*** Block opens ***

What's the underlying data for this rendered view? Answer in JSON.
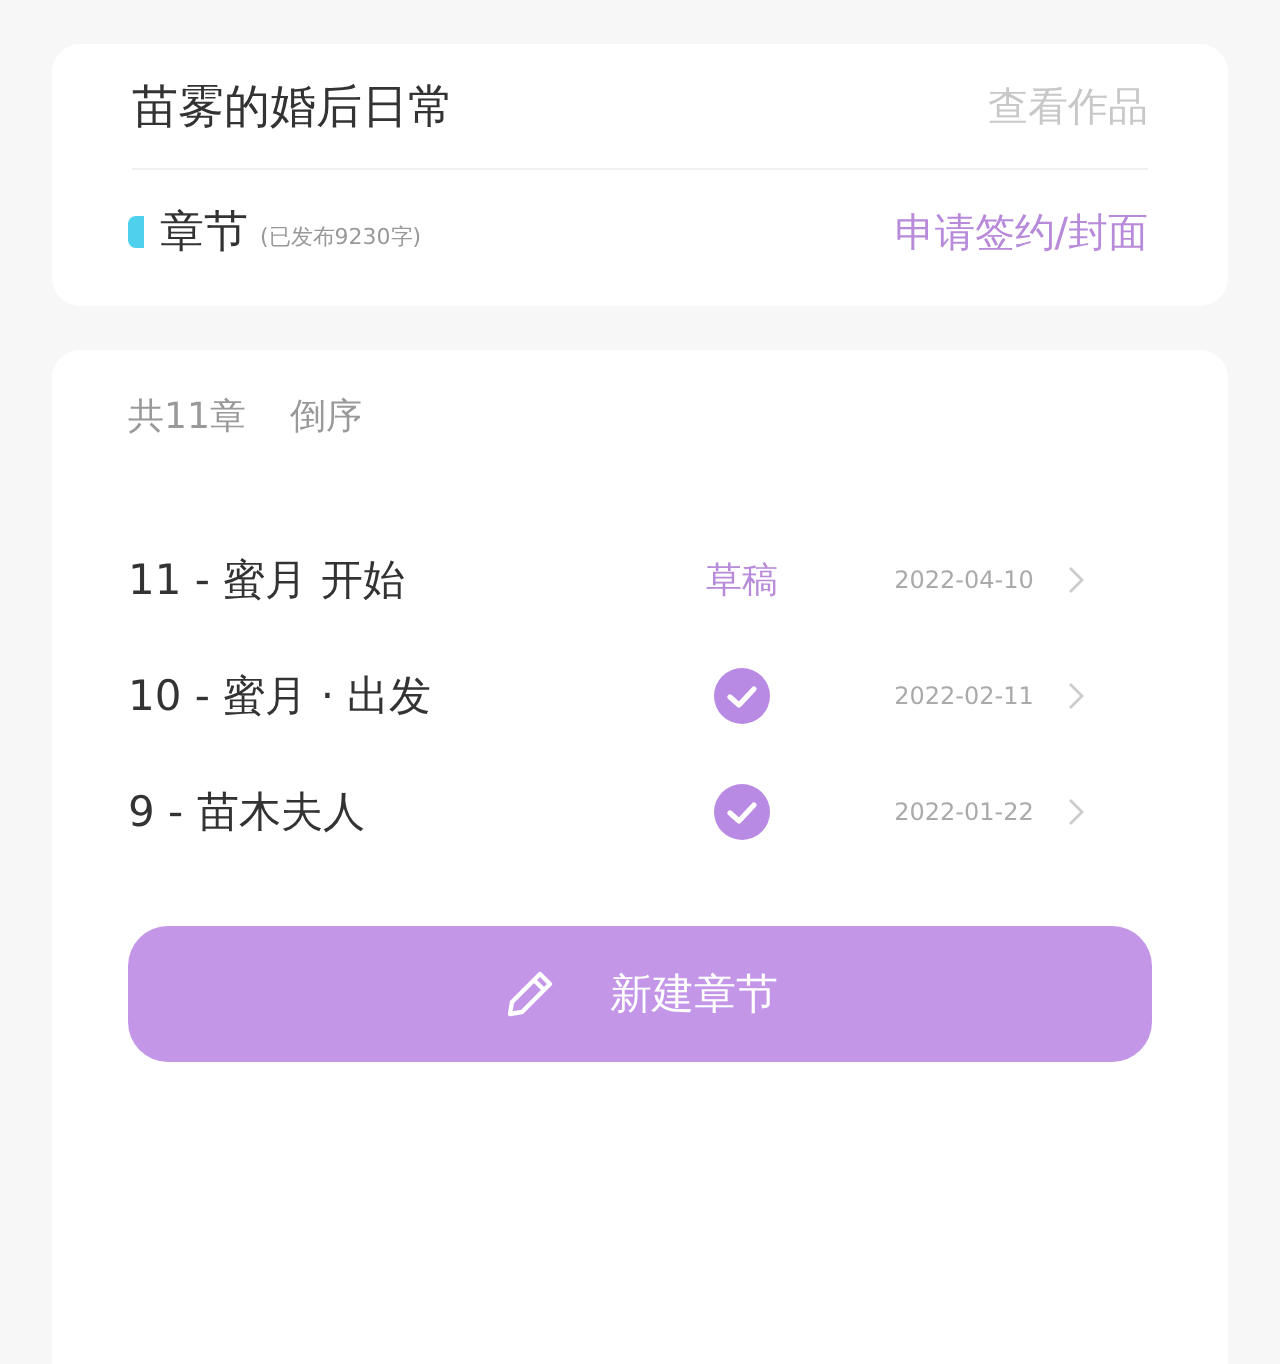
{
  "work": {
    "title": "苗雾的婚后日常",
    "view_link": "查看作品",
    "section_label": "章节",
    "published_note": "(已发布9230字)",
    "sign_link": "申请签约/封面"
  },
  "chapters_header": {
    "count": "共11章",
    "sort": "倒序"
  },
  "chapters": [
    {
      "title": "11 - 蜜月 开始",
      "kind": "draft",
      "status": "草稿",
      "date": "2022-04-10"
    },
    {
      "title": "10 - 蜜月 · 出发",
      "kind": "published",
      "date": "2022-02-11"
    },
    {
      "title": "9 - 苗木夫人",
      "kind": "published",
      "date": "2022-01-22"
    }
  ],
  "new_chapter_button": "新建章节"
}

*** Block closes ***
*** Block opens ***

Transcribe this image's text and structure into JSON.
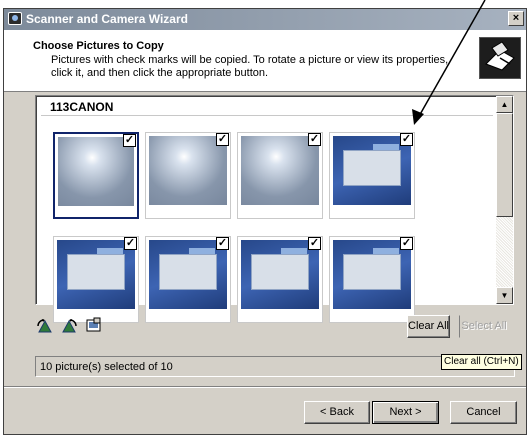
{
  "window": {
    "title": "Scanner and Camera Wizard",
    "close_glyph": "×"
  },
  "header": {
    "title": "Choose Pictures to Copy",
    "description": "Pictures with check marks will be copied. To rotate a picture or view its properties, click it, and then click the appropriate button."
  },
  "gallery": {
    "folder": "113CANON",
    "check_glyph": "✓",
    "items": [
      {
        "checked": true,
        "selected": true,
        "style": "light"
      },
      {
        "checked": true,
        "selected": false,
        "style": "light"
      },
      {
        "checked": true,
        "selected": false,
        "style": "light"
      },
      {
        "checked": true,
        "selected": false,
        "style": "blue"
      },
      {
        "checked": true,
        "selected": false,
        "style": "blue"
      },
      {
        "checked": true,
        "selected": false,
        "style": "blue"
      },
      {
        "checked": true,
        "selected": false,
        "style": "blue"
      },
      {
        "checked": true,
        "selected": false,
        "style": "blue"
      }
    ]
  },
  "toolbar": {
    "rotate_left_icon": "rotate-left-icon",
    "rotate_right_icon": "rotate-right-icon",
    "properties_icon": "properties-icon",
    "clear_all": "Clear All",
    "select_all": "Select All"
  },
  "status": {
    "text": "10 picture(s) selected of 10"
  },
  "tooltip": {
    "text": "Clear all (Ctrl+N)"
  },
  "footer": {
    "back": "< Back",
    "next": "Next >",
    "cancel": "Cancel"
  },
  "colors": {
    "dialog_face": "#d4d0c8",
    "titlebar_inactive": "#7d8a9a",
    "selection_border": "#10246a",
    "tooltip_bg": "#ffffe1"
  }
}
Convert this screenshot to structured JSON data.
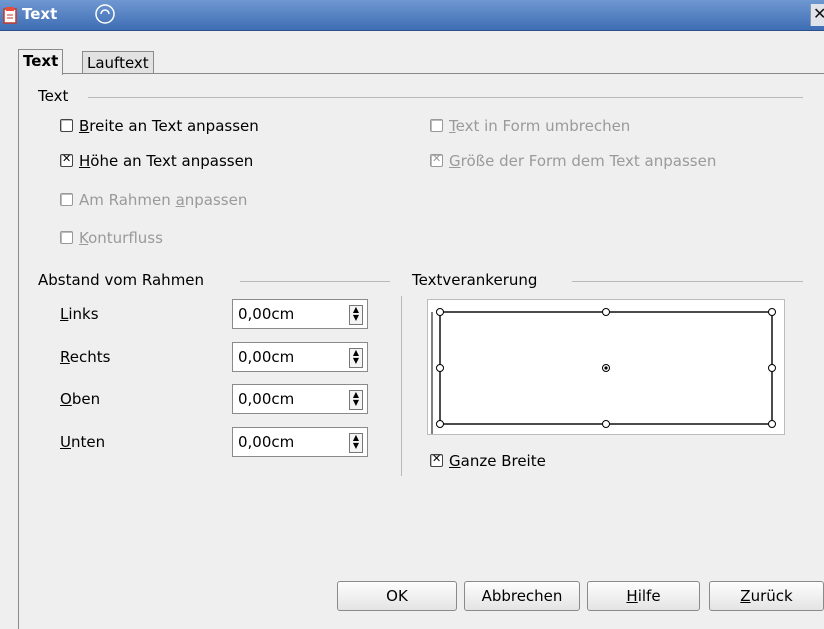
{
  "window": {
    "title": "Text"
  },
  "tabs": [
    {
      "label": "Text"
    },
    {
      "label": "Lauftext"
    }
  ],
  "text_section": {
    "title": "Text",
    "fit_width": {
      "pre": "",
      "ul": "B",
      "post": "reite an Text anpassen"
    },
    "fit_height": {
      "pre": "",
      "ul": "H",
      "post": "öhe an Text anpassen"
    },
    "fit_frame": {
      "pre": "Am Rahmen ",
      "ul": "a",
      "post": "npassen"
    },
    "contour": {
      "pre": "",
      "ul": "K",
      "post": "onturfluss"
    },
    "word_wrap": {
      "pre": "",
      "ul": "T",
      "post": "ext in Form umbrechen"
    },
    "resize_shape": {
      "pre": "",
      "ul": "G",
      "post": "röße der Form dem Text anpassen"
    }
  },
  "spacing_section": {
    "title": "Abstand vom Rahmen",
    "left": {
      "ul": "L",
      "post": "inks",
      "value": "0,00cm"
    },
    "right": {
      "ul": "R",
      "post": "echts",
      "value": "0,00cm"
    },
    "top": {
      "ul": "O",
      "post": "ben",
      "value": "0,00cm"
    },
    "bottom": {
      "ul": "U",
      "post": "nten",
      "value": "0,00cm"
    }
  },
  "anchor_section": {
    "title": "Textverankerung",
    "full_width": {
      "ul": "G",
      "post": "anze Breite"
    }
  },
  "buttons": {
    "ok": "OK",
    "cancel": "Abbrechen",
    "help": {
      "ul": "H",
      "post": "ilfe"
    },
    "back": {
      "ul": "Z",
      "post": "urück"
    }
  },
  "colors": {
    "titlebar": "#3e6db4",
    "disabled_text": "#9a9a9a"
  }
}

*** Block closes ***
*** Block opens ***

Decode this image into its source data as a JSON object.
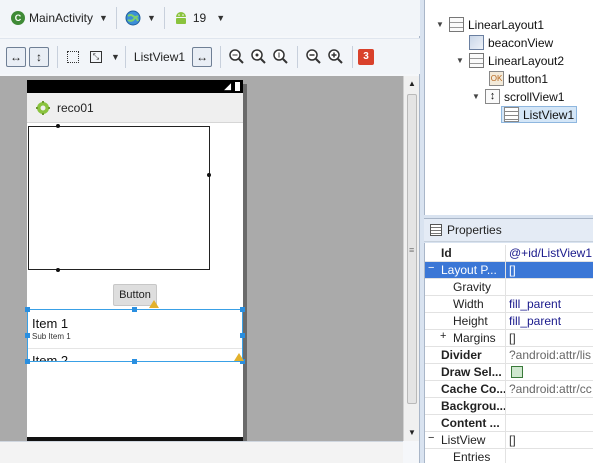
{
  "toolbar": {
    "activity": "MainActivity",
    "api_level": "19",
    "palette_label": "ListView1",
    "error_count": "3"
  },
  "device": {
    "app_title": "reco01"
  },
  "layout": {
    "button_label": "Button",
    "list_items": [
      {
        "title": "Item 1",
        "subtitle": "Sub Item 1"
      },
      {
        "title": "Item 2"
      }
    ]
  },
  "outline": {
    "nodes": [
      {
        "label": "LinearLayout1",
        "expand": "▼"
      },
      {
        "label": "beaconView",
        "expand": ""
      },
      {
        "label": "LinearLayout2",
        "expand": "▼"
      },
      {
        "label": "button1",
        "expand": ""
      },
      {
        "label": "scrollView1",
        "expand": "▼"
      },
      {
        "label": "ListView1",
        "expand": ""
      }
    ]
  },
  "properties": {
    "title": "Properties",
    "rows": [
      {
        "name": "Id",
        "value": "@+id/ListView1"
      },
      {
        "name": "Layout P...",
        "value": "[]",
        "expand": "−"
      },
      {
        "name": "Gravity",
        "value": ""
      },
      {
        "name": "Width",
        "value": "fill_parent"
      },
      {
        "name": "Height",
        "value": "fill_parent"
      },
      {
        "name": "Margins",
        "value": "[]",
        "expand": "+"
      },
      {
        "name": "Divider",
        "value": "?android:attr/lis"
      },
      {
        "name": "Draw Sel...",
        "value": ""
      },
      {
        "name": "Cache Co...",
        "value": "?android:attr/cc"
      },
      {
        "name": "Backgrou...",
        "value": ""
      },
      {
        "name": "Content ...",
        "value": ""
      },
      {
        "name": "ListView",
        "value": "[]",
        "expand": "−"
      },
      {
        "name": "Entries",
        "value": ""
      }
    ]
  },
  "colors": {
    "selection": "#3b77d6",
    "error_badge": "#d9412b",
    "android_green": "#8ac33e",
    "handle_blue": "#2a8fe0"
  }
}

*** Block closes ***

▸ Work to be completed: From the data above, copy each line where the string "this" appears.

▸ Answer:
What's the underlying data for this rendered view? Answer in JSON.
Transcribe this image's text and structure into JSON.
Convert this screenshot to structured JSON data.
Decode this image into its source data as a JSON object.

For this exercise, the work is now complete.